COVID-19 has us all thinking about the same thing: Death

We are thinking of death in one form or another: death in numbers, death in its potential, and death as a threat. Death has crept into the back of our minds and taken up residence.

For many of us, even those who are accustomed to talking about death or consider themselves “death positive,” the topic of death might suddenly feel taboo, too real, too grim.

However, I’ve seen over and over again that lasting peace of mind comes from talking about death, voicing one’s concerns, and making plans for end of life – whether it’s yours or your loved one’s.

You may say to yourself, “When my friends and family are already scared and anxious, should I really be bringing up burials and funerals? Aren’t I going to scare them?”

You might, but it doesn’t have to be that way. I have actually found that with the backdrop of the pandemic I have been able to have more conversations with patients and family about death prior to this crisis.

So to help you navigate talking death in the time of COVID-19, here are a few questions you can begin to ask:

  • “Things are bizarre right now. I’ve personally been feeling a little anxious about death and mortality lately. How are you hanging in there?
  • “I’m always here for you if you want to talk about any fears you have about death, illness, mortality, whatever – reach out whenever you want.”
  • “With all the information that’s being posted about COVID-19 and death lately, it’s hard to process it all, and it can be kind of scary. I know this isn’t the most FUN topic, but what are your thoughts if you contracted COVID-19 and needed to be placed on life support?”
  • “I know what’s happening in the world is probably bringing up some thoughts about death that are not easy to think about. Do you want to talk about it?”

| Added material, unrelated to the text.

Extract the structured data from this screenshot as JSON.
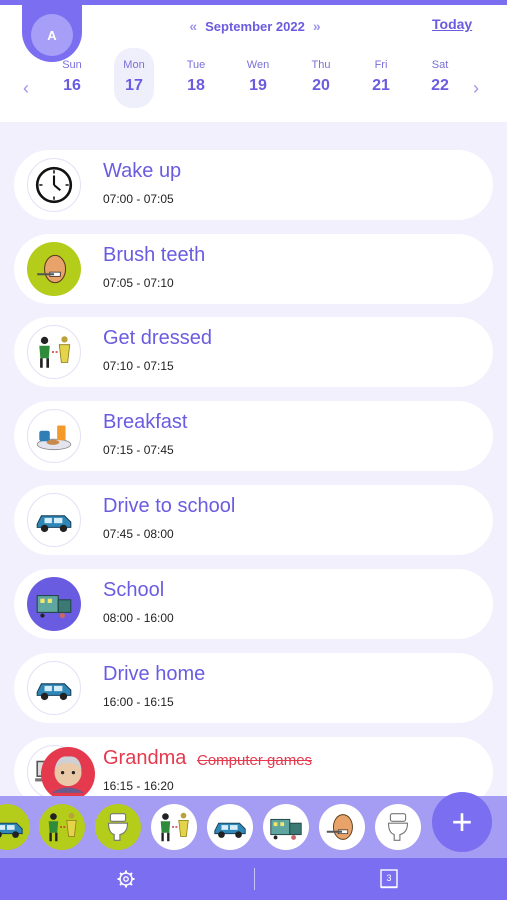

And perhaps the most important thing you can say to your loved ones when talking about death is:

“When you’re ready to stop talking about this today, just let me know and we’ll change the subject or do something else.”

Death – if you’ve never really talked about it before – is a lot to process. Don’t short circuit someone’s brain the first time around!

It’s all about empowering your loved ones to feel like they have some control over the death conversation in a world that feels very much out of control. Empower them to ask questions but also to set boundaries.

If your loved ones have a positive experience talking about death with you, one that is honest and affirming, they may very likely want to continue the conversation later.